create 3.3 million job years; new financing models can unlock this
GLOBE-Net, March 6, 2012 - DB Climate Change
Advisors (DBCCA) and The Rockefeller Foundation have released a
research study which examines the potential size and investment
opportunity of upgrading and replacing energy-consuming equipment
in US real estate.
The paper, entitled, "United States Building Energy Efficiency Retrofits:
Market Sizing and Financing Models," highlights this investment
opportunity, with the potential for significant economic, climate,
and employment impact. DBCCA is the climate change investment and
research business of Deutsche Bank's Asset Management business.
The report estimates that upgrading and
replacing energy-consuming equipment in buildings offers an
important capital investment opportunity, with the potential
for significant economic, climate, and employment
In the United States alone, more than $279 billion could be
invested across the residential, commercial, and institutional
market segments. This investment could yield more than $1
trillion of energy savings over 10 years, equivalent to savings of
approximately 30% of the annual electricity spend in the
If all of these retrofits were undertaken, more than 3.3 million
cumulative job years of employment could be created. These
jobs would include a range of skill qualifications, and would be
geographically diverse across the United States. Additionally,
if all of these retrofits were successfully undertaken, it would
reduce U.S. emissions by nearly 10 percent.
Judith Rodin, President, The Rockefeller Foundation, noted
"buildings consume approximately 40% of the world's energy and are
responsible for 40% of global carbon emissions. However, proven
technologies to retrofit buildings can both conserve energy and -
even more importantly in these difficult economic times - have the
potential to create a large number of jobs. With the release of
this new report, outlining both the investment and job
opportunities, I am increasingly hopeful that this market can
achieve its full potential."
Mark Fulton, Global Head of Climate Change Investment Research
for DBCCA, stated "We believe that the emerging Energy Service
Agreement financing structure offers significant near term
potential to scale quickly and meet the needs of both real estate
owners and capital providers in the commercial and institutional
market, without the requirement for external enablers such as
regulation or subsidy."
In this report, DBCCA and The Rockefeller highlight that
mature and proven technologies, designed and manufactured
by established multi-national firms, can save energy and yield
significant returns when replacing older, less efficient systems.
However, the apparently simple act of upgrading and replacing
equipment in buildings - from upgrading lights to
replacing heating and cooling systems, or replacing building
controls - has never achieved its full potential.
In order to provide a clear understanding of this
opportunity, the report seeks to establish the potential
size of the retrofit market in the United States and
examines the emergence of new financing models that offer the
promise of overcoming historical barriers and unlocking the
true potential of this market and to overcome both the supply
and demand side barriers.

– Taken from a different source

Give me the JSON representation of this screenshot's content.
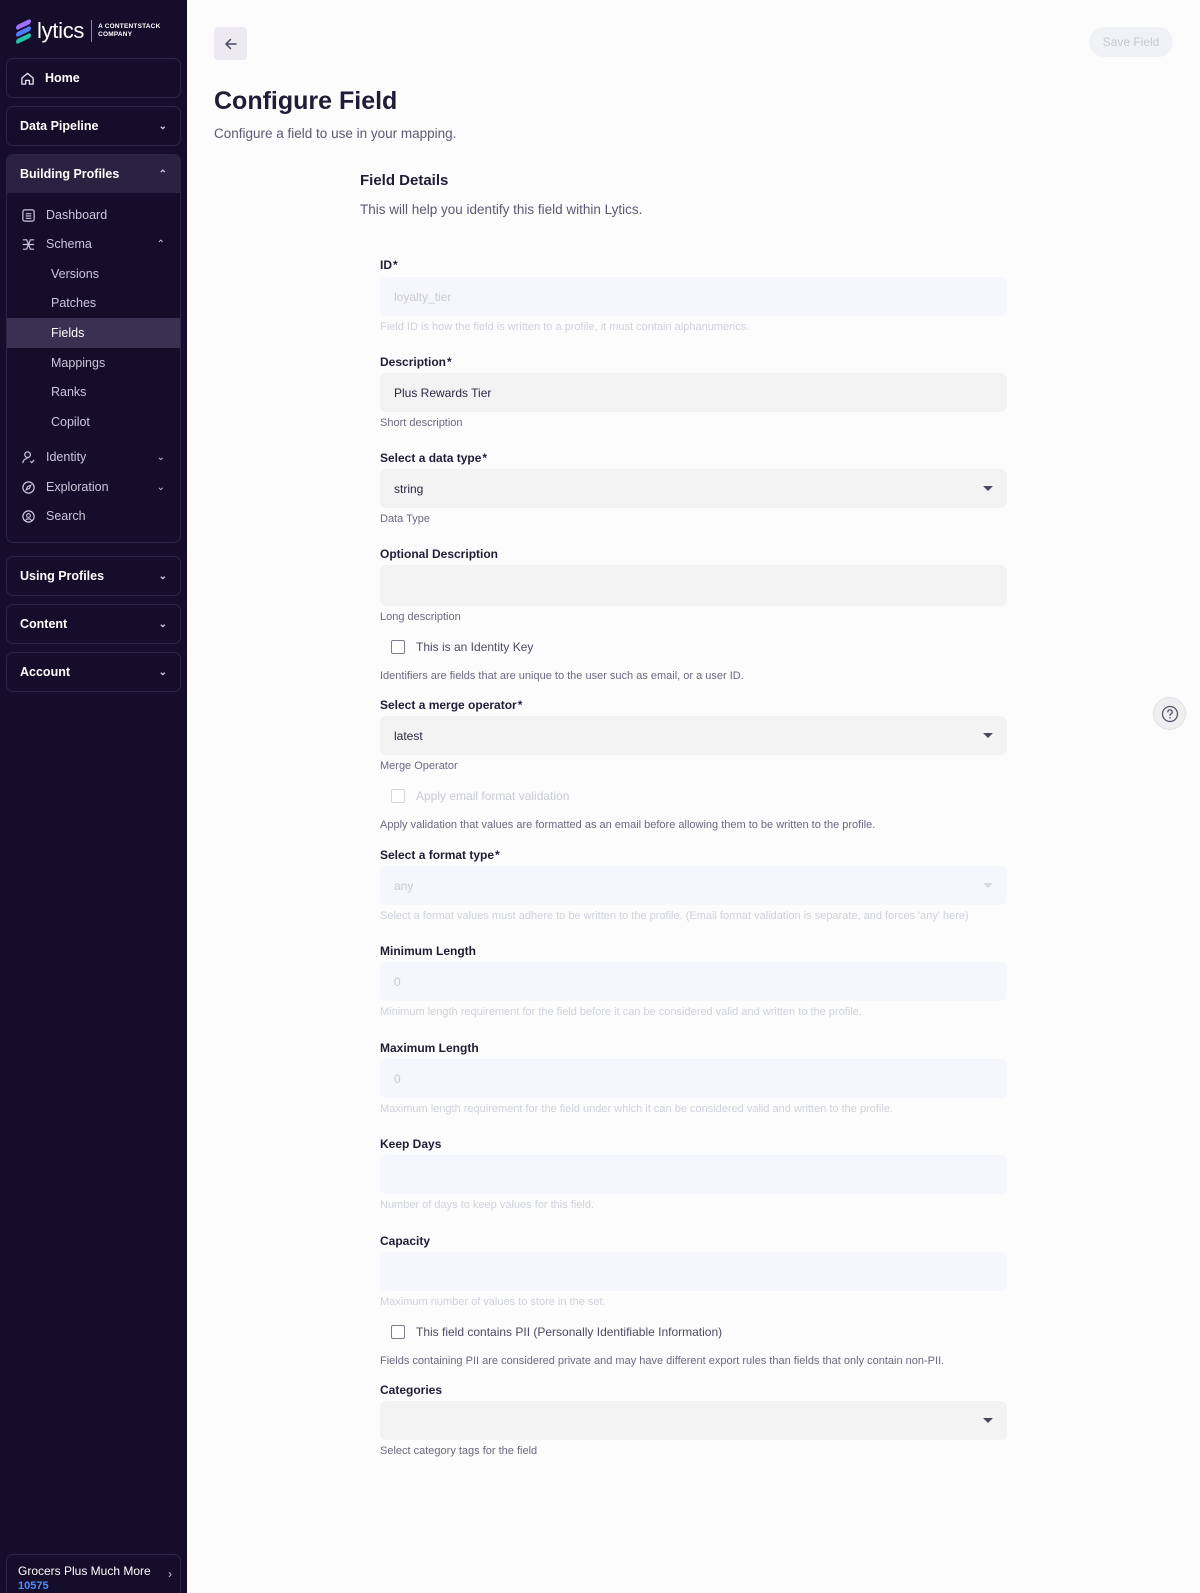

- ~$279 billion could be invested in
retrofitting the residential, commercial, and institutional market
segments in the US.
- This investment could yield more than $1 trillion of
energy savings over 10 years, equivalent to savings of
approximately 30% of the annual electricity spend in the United
- If all of these retrofits were undertaken, more than 3.3
million job years could be created.
These jobs would include a range of skill qualifications, and
would be geographically diverse across the United
- Additionally, if all of these retrofits were successfully
undertaken, it would reduce U.S. emissions by nearly 10%.
With respect to an enabling policy environment for overall
market development, the study suggests that policymakers consider
- Mandates (targets) that set comprehensive energy efficiency
- Disclosure and benchmarking laws, such as those implemented in
New York City or voluntary systems such as proposed by
- Leadership by example. Government can lead by example by
using its existing assets (e.g. GSA properties) to test emerging
financing models and prove out different approaches, as it did with
the LEED standards.
- Subsidies, incentives and guarantees to 'de-risk' energy
Utilizing the work done by the World Economic Forum as a
reference point, the report profiles these models, including the
Energy Services Agreement (ESAs), Property Assessed Clean Energy
(PACE) and On-Bill Finance (OBF), in addition to examining the
largest historical provider of energy efficiency upgrades, the
Energy Services Companies (ESCOs).
The study is available for download here